[[ EXERCISE MATERIALS, beginning ]]
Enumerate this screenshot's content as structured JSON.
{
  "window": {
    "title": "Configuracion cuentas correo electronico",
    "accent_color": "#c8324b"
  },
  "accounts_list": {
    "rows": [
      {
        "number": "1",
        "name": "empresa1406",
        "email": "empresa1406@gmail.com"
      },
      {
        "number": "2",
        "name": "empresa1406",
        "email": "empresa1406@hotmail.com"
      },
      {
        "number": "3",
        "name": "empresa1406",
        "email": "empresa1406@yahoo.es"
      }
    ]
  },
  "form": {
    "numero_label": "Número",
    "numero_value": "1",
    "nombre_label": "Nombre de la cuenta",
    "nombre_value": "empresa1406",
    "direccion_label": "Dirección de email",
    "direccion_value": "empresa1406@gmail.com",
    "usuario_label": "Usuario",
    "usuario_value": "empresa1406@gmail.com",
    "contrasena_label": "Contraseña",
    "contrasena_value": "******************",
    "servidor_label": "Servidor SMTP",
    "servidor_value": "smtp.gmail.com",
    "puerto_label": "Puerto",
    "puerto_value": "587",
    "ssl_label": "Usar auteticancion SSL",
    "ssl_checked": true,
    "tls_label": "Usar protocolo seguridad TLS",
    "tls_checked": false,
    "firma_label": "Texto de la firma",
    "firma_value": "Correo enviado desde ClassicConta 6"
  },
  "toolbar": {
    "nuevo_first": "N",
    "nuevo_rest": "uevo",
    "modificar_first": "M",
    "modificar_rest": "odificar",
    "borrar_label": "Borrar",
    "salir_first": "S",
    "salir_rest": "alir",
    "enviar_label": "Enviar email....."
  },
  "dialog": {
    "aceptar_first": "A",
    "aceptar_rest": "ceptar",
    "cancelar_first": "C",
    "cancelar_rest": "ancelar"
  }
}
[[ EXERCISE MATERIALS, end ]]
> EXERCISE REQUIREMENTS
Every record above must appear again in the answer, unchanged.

> YOUR RESPONSE
Enumerate this screenshot's content as structured JSON.
{
  "window": {
    "title": "Configuracion cuentas correo electronico",
    "accent_color": "#c8324b"
  },
  "accounts_list": {
    "rows": [
      {
        "number": "1",
        "name": "empresa1406",
        "email": "empresa1406@gmail.com"
      },
      {
        "number": "2",
        "name": "empresa1406",
        "email": "empresa1406@hotmail.com"
      },
      {
        "number": "3",
        "name": "empresa1406",
        "email": "empresa1406@yahoo.es"
      }
    ]
  },
  "form": {
    "numero_label": "Número",
    "numero_value": "1",
    "nombre_label": "Nombre de la cuenta",
    "nombre_value": "empresa1406",
    "direccion_label": "Dirección de email",
    "direccion_value": "empresa1406@gmail.com",
    "usuario_label": "Usuario",
    "usuario_value": "empresa1406@gmail.com",
    "contrasena_label": "Contraseña",
    "contrasena_value": "******************",
    "servidor_label": "Servidor SMTP",
    "servidor_value": "smtp.gmail.com",
    "puerto_label": "Puerto",
    "puerto_value": "587",
    "ssl_label": "Usar auteticancion SSL",
    "ssl_checked": true,
    "tls_label": "Usar protocolo seguridad TLS",
    "tls_checked": false,
    "firma_label": "Texto de la firma",
    "firma_value": "Correo enviado desde ClassicConta 6"
  },
  "toolbar": {
    "nuevo_first": "N",
    "nuevo_rest": "uevo",
    "modificar_first": "M",
    "modificar_rest": "odificar",
    "borrar_label": "Borrar",
    "salir_first": "S",
    "salir_rest": "alir",
    "enviar_label": "Enviar email....."
  },
  "dialog": {
    "aceptar_first": "A",
    "aceptar_rest": "ceptar",
    "cancelar_first": "C",
    "cancelar_rest": "ancelar"
  }
}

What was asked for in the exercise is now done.